As a Main Street professional, do any of these challenges sound familiar?
If so, you’re not alone.
These are the challenges attendees identified during our recent training, From Problems to Partners: How to Successfully Engage Merchants, Property Owners, and Municipal Departments. Main Street Leaders from all corners of Connecticut convened at CMSC’s Hartford office to learn practical engagement strategies and tactics through interactive case studies and group discussion led by Raquel Vazquez from The Empowered Block.
And those challenges listed above? It turns out the core source is misaligned engagement efforts.
During the training, Raquel led attendees through discussions and exercises focused on how to re-align those engagement efforts. In this post, we’re summarizing some of the key ideas and strategies that you can put into use today.
Understanding Stakeholders’ Roles and Perspectives

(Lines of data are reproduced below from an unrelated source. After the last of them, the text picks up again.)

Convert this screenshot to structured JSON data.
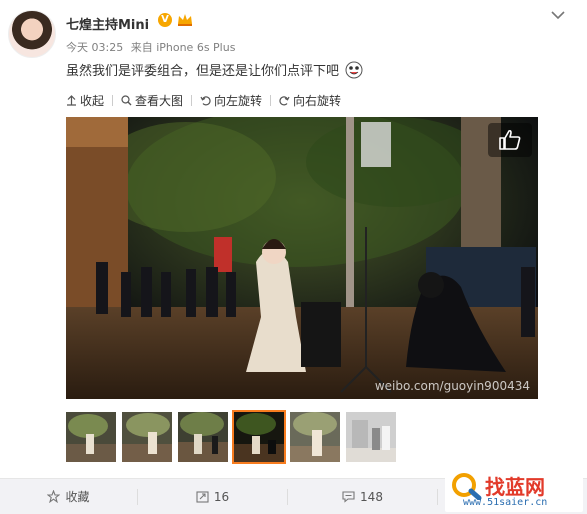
{
  "post": {
    "username": "七煌主持Mini",
    "verified_badge": "V",
    "timestamp": "今天 03:25",
    "source": "来自 iPhone 6s Plus",
    "text": "虽然我们是评委组合，但是还是让你们点评下吧"
  },
  "toolbar": {
    "collapse": "收起",
    "view_large": "查看大图",
    "rotate_left": "向左旋转",
    "rotate_right": "向右旋转"
  },
  "photo": {
    "watermark": "weibo.com/guoyin900434"
  },
  "thumbnails": {
    "count": 6,
    "active_index": 3
  },
  "actions": {
    "favorite": "收藏",
    "repost_count": "16",
    "comment_count": "148"
  },
  "site_logo": {
    "name": "找蓝网",
    "url": "www.51saier.cn"
  },
  "icons": [
    "chevron-down-icon",
    "crown-icon",
    "collapse-icon",
    "magnify-icon",
    "rotate-left-icon",
    "rotate-right-icon",
    "thumbs-up-icon",
    "star-icon",
    "repost-icon",
    "comment-icon"
  ],
  "colors": {
    "accent_orange": "#f77c1f",
    "verified": "#f7a600",
    "bar_bg": "#f2f2f5"
  }
}
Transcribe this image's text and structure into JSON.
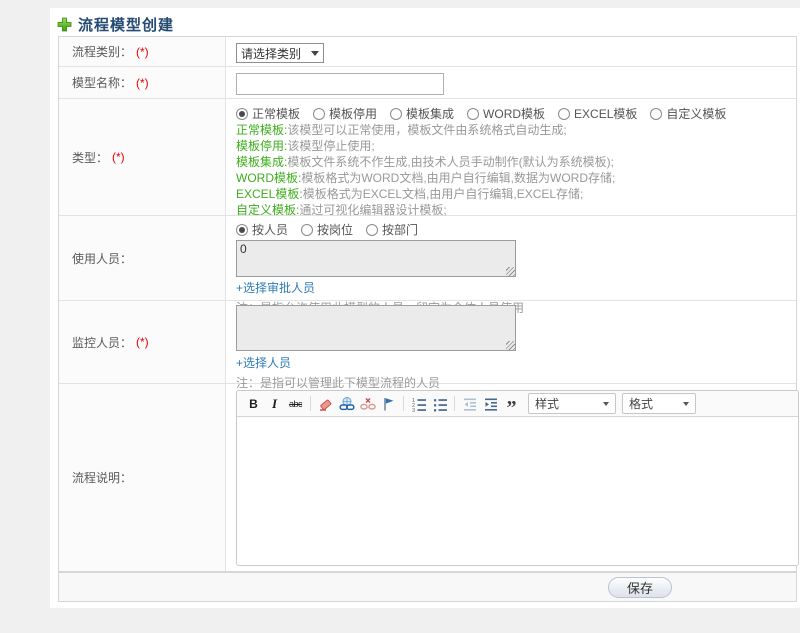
{
  "header": {
    "title": "流程模型创建"
  },
  "fields": {
    "category": {
      "label": "流程类别：",
      "required": "(*)",
      "selected_option": "请选择类别"
    },
    "model_name": {
      "label": "模型名称：",
      "required": "(*)",
      "value": ""
    },
    "type": {
      "label": "类型：",
      "required": "(*)",
      "options": [
        "正常模板",
        "模板停用",
        "模板集成",
        "WORD模板",
        "EXCEL模板",
        "自定义模板"
      ],
      "selected_option": "正常模板",
      "descriptions": [
        {
          "term": "正常模板:",
          "text": "该模型可以正常使用，模板文件由系统格式自动生成;"
        },
        {
          "term": "模板停用:",
          "text": "该模型停止使用;"
        },
        {
          "term": "模板集成:",
          "text": "模板文件系统不作生成,由技术人员手动制作(默认为系统模板);"
        },
        {
          "term": "WORD模板:",
          "text": "模板格式为WORD文档,由用户自行编辑,数据为WORD存储;"
        },
        {
          "term": "EXCEL模板:",
          "text": "模板格式为EXCEL文档,由用户自行编辑,EXCEL存储;"
        },
        {
          "term": "自定义模板:",
          "text": "通过可视化编辑器设计模板;"
        }
      ]
    },
    "users": {
      "label": "使用人员：",
      "options": [
        "按人员",
        "按岗位",
        "按部门"
      ],
      "selected_option": "按人员",
      "textarea_value": "0",
      "link": "+选择审批人员",
      "note": "注：是指允许使用此模型的人员，留空为全体人员使用"
    },
    "monitors": {
      "label": "监控人员：",
      "required": "(*)",
      "textarea_value": "",
      "link": "+选择人员",
      "note": "注：是指可以管理此下模型流程的人员"
    },
    "description": {
      "label": "流程说明："
    }
  },
  "editor": {
    "styles_label": "样式",
    "format_label": "格式",
    "glyphs": {
      "bold": "B",
      "italic": "I",
      "strikethrough": "abc",
      "blockquote": "”"
    },
    "icons": [
      "bold-icon",
      "italic-icon",
      "strikethrough-icon",
      "remove-format-icon",
      "link-icon",
      "unlink-icon",
      "flag-icon",
      "ordered-list-icon",
      "unordered-list-icon",
      "outdent-icon",
      "indent-icon",
      "blockquote-icon"
    ]
  },
  "footer": {
    "save_label": "保存"
  },
  "colors": {
    "accent_green": "#3fae1e",
    "link_blue": "#2e7cb8",
    "required_red": "#e60000",
    "title_navy": "#254b73"
  }
}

The first step to building strong, trusting connections with stakeholders is to understand their role in the downtown ecosystem, and to fully understand their priorities, wants, and needs. Without taking this into consideration, expectations and motivations can be easily misunderstood and communication can break down.
Every stakeholder has unique perspectives. If you are having trouble understanding a stakeholder, some strategies you can employ are: ask for clarification and practice active listening, ask for feedback, keep an open line of communication, and promptly resolve misunderstandings and miscommunications.
Take inventory of your downtown stakeholders and go through an exercise of considering their role and their priorities/needs/wants. For example, small business owners contribute to the sense of a place in the downtown and they are concerned with hiring and maintaining good employees. What else do small business owners contribute and prioritize?
Building relationships with stakeholders happens through engagement. Some communities leverage technology like Bang the Table and CitizenLab, while others use traditional means like newsletters and social media. However, these typical strategies only serve one-way forms of communications and are best for sharing announcements. Depending on your objectives – like developing a plan or solving a complex problem – you need to utilize multiple methods of engagement. For example, you might want to convene focus groups for input on the development of a plan, a steering committee to get different perspectives on a problem, or a formal partnership to tackle a more intricate challenge.
Critical to any successful stakeholder engagement is inclusivity. Ensure that relationships are formed with groups diverse across gender, race, cultural, linguistic, ethnic, disability, LGTBTQIA, different ages, and other identities. Create a welcoming environment and expand accessibility (e.g. language, physical abilities, time of day, method of engagement, etc.), but don’t make assumptions that you know best how to achieve an inclusive environment. Solicit feedback and guidance from community members or hire an appropriate consultant.
It also helps to be aware of your community’s history of exclusion and how it impacts today. Communities that have been historically disenfranchised may not engage because they feel “my voice doesn’t matter.” Resources to consider are the book “Color of the Law” by Richard Rothstein and trauma-informed community engagement.
Building Collaborative Teams
To build high-performing, collaborative teams, first understand some of the challenges in forming such teams: people are stressed, they have biases, some are perceived as being difficult, goals and timelines can be unrealistic, priorities and needs aren’t communicated, body language or tone can be misinterpreted.
How can you overcome these barriers? Invest in developing your active listening skills, improve your ability to navigate difficult conversations, and facilitate effective meetings. Learn about team dynamics and accept different people’s perspectives and preferred forms of communication or working environments.
A huge thank you to Raquel Vazquez for bringing this training to Connecticut’s downtown leaders. To learn more about The Empowered Block and Raquel’s work, please visit empoweredblock.com or reach out to Raquel directly at firstname.lastname@example.org.
Kristen Lopez is Connecticut Main Street Center’s Education & Training Director. With over 12 years of program development and marketing experience in economic development with a specific focus on small business, she is motivated by the mission to see Main Streets across Connecticut thrive. Kristen is an AmeriCorps VISTA Volunteer alum, a StartingBloc Fellow, and Next City Vanguard Fellow. She holds a bachelor’s degree in finance from Messiah University.